Stored dataset items

((

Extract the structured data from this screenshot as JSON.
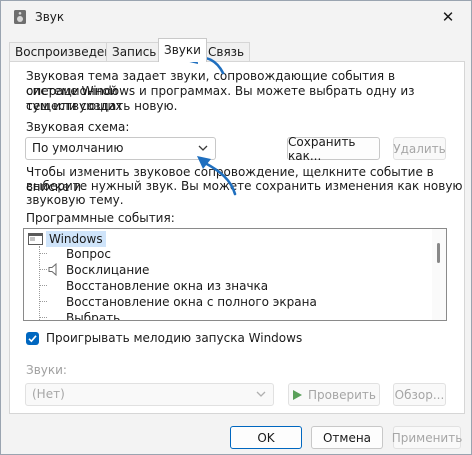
{
  "window": {
    "title": "Звук"
  },
  "tabs": [
    "Воспроизведение",
    "Запись",
    "Звуки",
    "Связь"
  ],
  "theme_description": [
    "Звуковая тема задает звуки, сопровождающие события в операционной",
    "системе Windows и программах. Вы можете выбрать одну из существующих",
    "тем или создать новую."
  ],
  "scheme": {
    "label": "Звуковая схема:",
    "selected": "По умолчанию",
    "save_label": "Сохранить как...",
    "delete_label": "Удалить"
  },
  "change_description": [
    "Чтобы изменить звуковое сопровождение, щелкните событие в списке и",
    "выберите нужный звук. Вы можете сохранить изменения как новую",
    "звуковую тему."
  ],
  "events": {
    "label": "Программные события:",
    "root": "Windows",
    "items": [
      "Вопрос",
      "Восклицание",
      "Восстановление окна из значка",
      "Восстановление окна с полного экрана",
      "Выбрать"
    ]
  },
  "startup_checkbox": {
    "label": "Проигрывать мелодию запуска Windows",
    "checked": true
  },
  "sounds": {
    "label": "Звуки:",
    "selected": "(Нет)",
    "test_label": "Проверить",
    "browse_label": "Обзор..."
  },
  "footer": {
    "ok": "OK",
    "cancel": "Отмена",
    "apply": "Применить"
  },
  "colors": {
    "accent": "#0067c0",
    "annotation_arrow": "#1f6fbf",
    "selection": "#cfe4fa"
  }
}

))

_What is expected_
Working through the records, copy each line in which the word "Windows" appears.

_Worked solution_
    "системе Windows и программах. Вы можете выбрать одну из существующих",
    "root": "Windows",
    "label": "Проигрывать мелодию запуска Windows",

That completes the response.